This is really no joke. There is now a full blown Microsoft Office App for the iOS. The rumors have finally ended – it exists. Now where do we go from here? Yes! As you probably guessed – back to the apps you were using earlier to run your document creation / editing needs.
It looked promising to us at first (to be honest). No one could help but wonder how Microsoft was planning to place the Office on the iPad. After all, the app would have to impress a lot more than the forefront document editing apps such as Google Drive, Documents-To-Go and Quickoffice as well as a host of others. With the numerous sync properties these apps have over cloud services, and various desktop experience offline features, we were hoping to have the Redmond software giants deliver something, maybe not above and beyond what we have seen, but something different anyway.
Well at least we did get something different. The problem of course, is what we got.
First and most important to mention is the fact that to use it, you need a paid Office 365 subscription. This is the “ah-hah!” light bulb moment: there had to be a catch about why Microsoft would go ahead to make Office available on “enemy territory.” Then again, that also tells you how serious Microsoft is about making bucks out of every single opportunity available. Now, before you Office 365 subscribers get on to get the app, you might also want to know that it is currently restricted to the United States (although there are ways around that), and annoyingly, there is not yet a version for the iPad. In plain English, the app is designed for paid Office 360 users in The United States who have an iPhone. So don’t let the free Microsoft Office app on Apple Store fool you if you do not meet up to these requirements.
There are a number of things one would wonder about concerning this and we would leave you with one.
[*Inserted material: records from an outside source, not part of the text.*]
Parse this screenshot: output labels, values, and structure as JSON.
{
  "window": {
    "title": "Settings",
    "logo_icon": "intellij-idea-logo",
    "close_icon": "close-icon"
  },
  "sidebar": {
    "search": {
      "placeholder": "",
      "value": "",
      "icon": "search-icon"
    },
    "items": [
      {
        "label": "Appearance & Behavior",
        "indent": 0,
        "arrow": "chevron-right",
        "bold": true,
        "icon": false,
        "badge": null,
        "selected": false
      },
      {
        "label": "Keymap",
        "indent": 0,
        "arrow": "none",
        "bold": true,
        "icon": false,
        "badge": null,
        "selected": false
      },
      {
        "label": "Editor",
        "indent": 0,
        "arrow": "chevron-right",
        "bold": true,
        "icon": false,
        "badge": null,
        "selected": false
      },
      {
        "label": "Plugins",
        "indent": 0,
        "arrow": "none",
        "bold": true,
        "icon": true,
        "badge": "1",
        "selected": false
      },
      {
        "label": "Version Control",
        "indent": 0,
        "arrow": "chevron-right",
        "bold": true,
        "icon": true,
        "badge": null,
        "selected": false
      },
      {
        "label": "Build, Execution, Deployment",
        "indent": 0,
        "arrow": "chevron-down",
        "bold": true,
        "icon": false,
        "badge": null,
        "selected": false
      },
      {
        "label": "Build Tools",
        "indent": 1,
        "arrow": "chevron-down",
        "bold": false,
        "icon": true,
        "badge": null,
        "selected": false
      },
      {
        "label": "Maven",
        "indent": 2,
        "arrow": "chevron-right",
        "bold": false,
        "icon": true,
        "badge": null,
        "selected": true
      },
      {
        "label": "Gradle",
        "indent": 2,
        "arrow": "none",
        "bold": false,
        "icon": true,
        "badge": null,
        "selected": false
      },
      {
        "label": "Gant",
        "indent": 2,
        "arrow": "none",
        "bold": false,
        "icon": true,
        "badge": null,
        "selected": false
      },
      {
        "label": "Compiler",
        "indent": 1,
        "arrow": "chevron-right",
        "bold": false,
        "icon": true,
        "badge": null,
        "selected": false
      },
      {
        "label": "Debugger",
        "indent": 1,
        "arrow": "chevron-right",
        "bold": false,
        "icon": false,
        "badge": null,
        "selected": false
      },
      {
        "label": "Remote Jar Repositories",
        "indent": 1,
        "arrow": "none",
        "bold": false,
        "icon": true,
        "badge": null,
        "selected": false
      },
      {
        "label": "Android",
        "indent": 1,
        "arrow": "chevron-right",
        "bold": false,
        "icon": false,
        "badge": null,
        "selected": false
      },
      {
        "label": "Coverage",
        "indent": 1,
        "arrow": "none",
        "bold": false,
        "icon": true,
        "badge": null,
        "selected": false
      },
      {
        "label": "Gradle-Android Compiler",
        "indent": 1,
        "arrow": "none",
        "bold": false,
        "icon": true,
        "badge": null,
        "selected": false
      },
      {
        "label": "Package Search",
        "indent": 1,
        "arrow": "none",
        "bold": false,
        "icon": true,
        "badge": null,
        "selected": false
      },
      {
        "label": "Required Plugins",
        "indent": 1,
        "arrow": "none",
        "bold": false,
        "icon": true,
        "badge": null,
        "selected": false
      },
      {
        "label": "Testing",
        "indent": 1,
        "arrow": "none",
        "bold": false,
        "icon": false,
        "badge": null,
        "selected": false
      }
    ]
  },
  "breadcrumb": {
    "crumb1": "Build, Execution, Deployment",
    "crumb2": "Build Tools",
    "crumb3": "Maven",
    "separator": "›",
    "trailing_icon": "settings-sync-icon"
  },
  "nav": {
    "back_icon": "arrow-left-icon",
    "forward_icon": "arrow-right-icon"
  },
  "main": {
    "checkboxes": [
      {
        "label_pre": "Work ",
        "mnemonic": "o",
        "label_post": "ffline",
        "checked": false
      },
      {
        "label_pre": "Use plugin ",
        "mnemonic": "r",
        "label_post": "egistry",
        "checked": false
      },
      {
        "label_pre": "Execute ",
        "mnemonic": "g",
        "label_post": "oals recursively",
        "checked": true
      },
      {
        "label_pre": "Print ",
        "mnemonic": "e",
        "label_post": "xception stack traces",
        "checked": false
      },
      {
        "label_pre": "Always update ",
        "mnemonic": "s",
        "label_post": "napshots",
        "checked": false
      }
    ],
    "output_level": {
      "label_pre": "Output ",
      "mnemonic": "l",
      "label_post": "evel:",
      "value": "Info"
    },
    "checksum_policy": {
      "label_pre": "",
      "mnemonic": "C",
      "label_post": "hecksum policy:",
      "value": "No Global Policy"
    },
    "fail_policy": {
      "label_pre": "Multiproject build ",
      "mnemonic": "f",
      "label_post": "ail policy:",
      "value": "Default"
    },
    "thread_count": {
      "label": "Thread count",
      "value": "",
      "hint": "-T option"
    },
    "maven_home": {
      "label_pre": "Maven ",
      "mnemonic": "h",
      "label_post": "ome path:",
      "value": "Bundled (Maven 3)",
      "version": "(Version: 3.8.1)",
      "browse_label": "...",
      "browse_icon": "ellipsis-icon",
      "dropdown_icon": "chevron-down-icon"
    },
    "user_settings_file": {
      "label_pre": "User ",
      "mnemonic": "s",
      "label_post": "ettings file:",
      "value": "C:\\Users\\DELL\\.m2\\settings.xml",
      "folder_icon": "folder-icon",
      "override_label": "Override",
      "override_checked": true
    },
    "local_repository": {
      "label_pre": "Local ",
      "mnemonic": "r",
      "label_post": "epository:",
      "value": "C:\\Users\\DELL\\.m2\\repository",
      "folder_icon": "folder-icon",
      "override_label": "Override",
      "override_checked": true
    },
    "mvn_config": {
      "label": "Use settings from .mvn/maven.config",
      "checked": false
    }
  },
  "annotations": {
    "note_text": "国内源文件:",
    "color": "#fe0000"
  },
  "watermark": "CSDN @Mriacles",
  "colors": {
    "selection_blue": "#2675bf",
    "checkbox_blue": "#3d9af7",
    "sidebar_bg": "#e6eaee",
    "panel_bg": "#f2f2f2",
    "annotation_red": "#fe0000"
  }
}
The only thing Microsoft could possibly boast of, in our opinion, is that “Documents look like the originals, thanks to support for charts, animations, SmartArt graphics and shapes. When you make quick edits or add comments to a document, the formatting and content remain intact.” But free cloud based office apps like Google Drive already allow you to access and create documents, presentations and spreadsheets in Microsoft Office format. Even paid for offline apps such as Documents-To-Go and Quickoffice even have several cloud based service sync abilities with the likes of Evernote, Dropbox, SugarSync and others.
So um… why do we need this exactly?